Saturday, October 23, 2010
Another Sonny in the Sanctuary
We perk up when we see the word "underappreciated" attached to any artist. Did we miss something? So often we have, as in the case of jazz saxophonist Sonny Criss. In music the hunt is always on to discover a new or forgotten sound, and possibly correct an oversight. So on we went...
We thought we had something by Criss. The name is familiar, but jazzmen and bluesmen named Sonny are like dogs named Spike. There have been lots of them. The Sanctuary's modest but ever expanding library of jazz includes several albums by saxophonists Sonny Rollins and Sonny Stitt, but no Sonny Criss.

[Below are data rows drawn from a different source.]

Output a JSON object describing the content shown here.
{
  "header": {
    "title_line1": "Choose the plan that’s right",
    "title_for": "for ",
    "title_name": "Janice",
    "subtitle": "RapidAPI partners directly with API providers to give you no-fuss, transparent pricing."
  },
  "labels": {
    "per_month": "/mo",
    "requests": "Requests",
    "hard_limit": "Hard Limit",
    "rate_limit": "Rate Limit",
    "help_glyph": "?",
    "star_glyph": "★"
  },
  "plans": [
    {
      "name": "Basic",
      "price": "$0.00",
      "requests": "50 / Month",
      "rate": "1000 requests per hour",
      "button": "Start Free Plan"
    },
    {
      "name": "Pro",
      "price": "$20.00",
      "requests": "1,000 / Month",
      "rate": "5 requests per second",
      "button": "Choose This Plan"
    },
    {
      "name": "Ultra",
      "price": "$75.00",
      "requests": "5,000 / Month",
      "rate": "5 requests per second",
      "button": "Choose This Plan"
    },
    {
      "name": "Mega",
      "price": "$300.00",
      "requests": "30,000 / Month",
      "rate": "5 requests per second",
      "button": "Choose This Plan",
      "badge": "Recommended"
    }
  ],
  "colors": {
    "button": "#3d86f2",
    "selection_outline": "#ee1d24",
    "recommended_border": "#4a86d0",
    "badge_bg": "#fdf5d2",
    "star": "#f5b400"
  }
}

We openly reveal this oversight and intend to fill the void. (Are there any other Sonnys out there we should hear from?)
There he is in the Penguin Guide to Jazz on CD, LP and Cassette, sandwiched between pianist Marilyn Crispell (no) and bandleader Bob Crosby (yes), leading with this confusing but nonetheless compelling paragraph:
Criss was perhaps a little too tightly wrapped for the destiny that seemed to await him. Although it was the altogether more robust Sonny Stitt -- with whom Criss is occasionally confused -- to whom Charlie Parker promised "the keys of the Kingdom," it was Criss out on the West Coast who inherited most of the ambiguities of Parker's legacy.
Criss would have been 83 years old today, but he didn't make it nearly that long. In 1977, suffering from stomach cancer, he shot himself in the head. He was 50. If you didn't take time to click the link above, do so now for Criss' wonderful rendering of "On a Clear Day."